"I became interested in knowing its history," said Hammonton native Tracy Petrongolo, an independent filmmaker and at the time leader of Hammonton's first arts and culture committee. The Atlantic County town - population about 15,000 - is small enough that "if you ask the right people, you will learn the history of every building," she said, "and we found out that was the old Eagle Theatre."
It was opened as a silent-movie house in 1914 and sometimes had vaudeville action on its stage before becoming a warehouse only 13 years later. In the 1940s, a church moved in, and in the '60s, a local family bought it for use as storage for their auto-parts company.
The nonprofit Hammonton Revitalization Corp., along with residents called Friends of Eagle Theatre, took out a loan to buy and rehab the theater - money that most of the Agriculture Department's loan has replaced. No tax money was used to acquire or restore it; the town chipped in, with money and sweat equity.
"The Friends of Eagle Theatre themselves were actually in there with sledgehammers," said Petrongolo, who later ran as an independent on an arts platform and won a council seat.
Hammonton now has an arts district that includes the Eagle Theatre, a branch of South Jersey's Noyes Museum, a branch of Richard Stockton College, a dance studio, the longtime Hamilton Arts Center, and a dozen new working lofts for artists.
One night last weekend, the little theater on Vine Street began humming 20 minutes before showtime as about 140 people streamed in for one of the final performances of a two-act romp, Completely Hollywood (Abridged). The show, which affectionately mocks films, was given a high-style production and featured one of Eagle's two artistic directors, Ed Corsi, in the cast.
It was a crossover audience, you might say, ranging in age from young adult to seniors, and crossing racial and ethnic lines.
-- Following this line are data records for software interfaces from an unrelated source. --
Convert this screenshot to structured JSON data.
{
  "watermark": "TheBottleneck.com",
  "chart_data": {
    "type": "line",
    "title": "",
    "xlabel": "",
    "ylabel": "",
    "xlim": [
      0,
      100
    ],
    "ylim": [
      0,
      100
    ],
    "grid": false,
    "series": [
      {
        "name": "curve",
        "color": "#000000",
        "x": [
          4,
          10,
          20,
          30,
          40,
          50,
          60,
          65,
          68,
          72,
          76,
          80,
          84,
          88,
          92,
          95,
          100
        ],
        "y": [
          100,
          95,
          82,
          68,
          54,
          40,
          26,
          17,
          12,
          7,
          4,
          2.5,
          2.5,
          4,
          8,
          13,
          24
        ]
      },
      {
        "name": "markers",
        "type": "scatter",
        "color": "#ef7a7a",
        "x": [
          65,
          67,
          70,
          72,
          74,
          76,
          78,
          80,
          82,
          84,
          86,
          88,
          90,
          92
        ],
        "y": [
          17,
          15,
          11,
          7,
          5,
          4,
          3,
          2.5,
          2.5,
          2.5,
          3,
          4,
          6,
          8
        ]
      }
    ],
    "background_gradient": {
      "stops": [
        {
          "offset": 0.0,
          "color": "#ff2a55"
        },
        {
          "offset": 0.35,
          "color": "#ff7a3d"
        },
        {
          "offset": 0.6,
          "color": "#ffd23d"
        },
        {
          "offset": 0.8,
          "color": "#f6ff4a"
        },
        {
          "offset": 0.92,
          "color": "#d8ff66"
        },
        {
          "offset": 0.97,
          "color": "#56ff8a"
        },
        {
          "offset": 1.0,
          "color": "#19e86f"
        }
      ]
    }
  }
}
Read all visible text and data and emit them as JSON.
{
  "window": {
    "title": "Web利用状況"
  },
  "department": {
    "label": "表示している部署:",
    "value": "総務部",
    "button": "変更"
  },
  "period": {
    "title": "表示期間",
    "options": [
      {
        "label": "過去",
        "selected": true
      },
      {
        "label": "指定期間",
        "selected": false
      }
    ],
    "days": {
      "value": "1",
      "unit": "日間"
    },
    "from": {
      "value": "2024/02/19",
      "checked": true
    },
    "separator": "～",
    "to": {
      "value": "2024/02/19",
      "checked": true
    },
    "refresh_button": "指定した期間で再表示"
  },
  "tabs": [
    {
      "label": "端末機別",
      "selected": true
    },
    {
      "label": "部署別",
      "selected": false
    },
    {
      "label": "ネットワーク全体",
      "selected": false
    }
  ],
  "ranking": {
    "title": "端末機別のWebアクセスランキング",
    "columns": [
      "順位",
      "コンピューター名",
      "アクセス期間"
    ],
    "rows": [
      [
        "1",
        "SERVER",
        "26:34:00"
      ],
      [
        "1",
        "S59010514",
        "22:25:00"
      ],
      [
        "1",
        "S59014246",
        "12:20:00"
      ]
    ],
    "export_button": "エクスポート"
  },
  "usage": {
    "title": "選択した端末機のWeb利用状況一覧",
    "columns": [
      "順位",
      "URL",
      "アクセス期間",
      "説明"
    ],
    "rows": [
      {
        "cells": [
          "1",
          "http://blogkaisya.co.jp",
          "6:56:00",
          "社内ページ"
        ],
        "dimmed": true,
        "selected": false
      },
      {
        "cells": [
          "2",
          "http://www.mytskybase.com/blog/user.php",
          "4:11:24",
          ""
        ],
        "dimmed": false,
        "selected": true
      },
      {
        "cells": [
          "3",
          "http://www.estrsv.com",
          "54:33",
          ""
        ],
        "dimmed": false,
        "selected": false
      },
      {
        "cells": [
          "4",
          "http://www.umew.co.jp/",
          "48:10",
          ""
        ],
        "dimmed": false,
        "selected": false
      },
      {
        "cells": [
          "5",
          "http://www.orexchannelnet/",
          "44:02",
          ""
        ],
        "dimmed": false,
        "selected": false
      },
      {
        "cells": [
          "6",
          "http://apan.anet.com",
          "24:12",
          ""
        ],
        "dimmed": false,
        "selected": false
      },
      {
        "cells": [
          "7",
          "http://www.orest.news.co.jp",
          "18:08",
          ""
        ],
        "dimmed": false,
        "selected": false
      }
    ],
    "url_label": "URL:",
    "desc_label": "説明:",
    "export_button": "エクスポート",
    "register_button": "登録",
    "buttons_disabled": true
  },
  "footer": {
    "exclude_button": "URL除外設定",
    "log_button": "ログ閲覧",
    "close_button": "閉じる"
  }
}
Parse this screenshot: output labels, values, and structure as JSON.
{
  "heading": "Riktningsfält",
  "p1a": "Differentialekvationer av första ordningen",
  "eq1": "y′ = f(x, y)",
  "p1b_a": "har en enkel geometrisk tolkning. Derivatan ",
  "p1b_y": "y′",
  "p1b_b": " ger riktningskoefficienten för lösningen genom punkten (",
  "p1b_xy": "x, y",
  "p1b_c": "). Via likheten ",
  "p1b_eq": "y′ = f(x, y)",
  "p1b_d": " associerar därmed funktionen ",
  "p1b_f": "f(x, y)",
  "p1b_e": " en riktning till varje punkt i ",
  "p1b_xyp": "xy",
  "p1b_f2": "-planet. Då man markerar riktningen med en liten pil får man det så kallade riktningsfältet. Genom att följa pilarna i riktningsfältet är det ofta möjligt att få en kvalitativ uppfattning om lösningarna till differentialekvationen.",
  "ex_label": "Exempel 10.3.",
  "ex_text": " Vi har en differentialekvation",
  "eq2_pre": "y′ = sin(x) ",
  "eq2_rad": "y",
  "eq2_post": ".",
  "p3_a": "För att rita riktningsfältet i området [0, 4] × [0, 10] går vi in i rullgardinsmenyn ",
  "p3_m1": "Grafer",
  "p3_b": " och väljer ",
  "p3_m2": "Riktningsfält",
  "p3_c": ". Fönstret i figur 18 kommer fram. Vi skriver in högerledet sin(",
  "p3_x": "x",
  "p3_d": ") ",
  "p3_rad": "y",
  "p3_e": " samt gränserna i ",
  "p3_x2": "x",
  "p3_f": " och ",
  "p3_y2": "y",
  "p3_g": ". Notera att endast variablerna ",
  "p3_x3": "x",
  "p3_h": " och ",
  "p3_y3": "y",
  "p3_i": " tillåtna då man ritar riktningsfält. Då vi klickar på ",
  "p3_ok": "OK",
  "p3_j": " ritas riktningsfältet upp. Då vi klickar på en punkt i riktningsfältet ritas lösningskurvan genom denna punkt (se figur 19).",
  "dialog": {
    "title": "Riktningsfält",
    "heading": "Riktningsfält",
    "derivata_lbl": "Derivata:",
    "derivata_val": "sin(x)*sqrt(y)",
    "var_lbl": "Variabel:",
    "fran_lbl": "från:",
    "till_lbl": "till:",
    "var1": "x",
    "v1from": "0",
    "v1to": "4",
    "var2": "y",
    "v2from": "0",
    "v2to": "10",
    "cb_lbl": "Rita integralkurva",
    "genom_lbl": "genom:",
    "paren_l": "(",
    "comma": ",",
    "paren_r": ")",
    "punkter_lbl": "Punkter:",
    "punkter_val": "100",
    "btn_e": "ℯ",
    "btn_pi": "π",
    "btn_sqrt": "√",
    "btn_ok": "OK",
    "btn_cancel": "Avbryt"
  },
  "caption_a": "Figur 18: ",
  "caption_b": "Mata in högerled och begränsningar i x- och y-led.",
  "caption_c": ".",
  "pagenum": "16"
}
That included Mexican Americans, who make up more than 20 percent of the town's residents and who have turned it into a South Jersey capital of lively Mexican restaurants.
Some carried in popcorn, candy, and sodas from the fresh-popcorn counter, a throwback to the 208-seat theater's early days.
Eagle is a semiprofessional house - "We pay actors a negotiable stipend," said its other artistic director, Ted Wioncek 3d - but it also deals show by show with Actors' Equity, the national actors' union, for some productions. Wioncek and Corsi say that, given its steady growth, they foresee a day when Eagle joins the ranks of major theaters by holding a standard Equity contract.
The show was about to begin, and the theater's board chairman, James M. Donio - a mover and shaker about town who has been a supporter since revitalization began - was there to greet audience members individually. He was the force behind the funding application to the Agriculture Department.
"Every step of the way, there was a lot of process and paperwork to go through to make sure they vetted a request from a theater," he was saying. "There's a lot of that with firehouses that apply - and this is a theater. And every step of the way, we could give them everything they requested."
The houselights were about to dim as the stage was illuminated for another evening of theater in the blueberry capital of the world.
Contact Howard Shapiro at 215-854-5727, firstname.lastname@example.org,
or follow on Twitter #philastage. Read his recent work at www.philly.com/howardshapiro.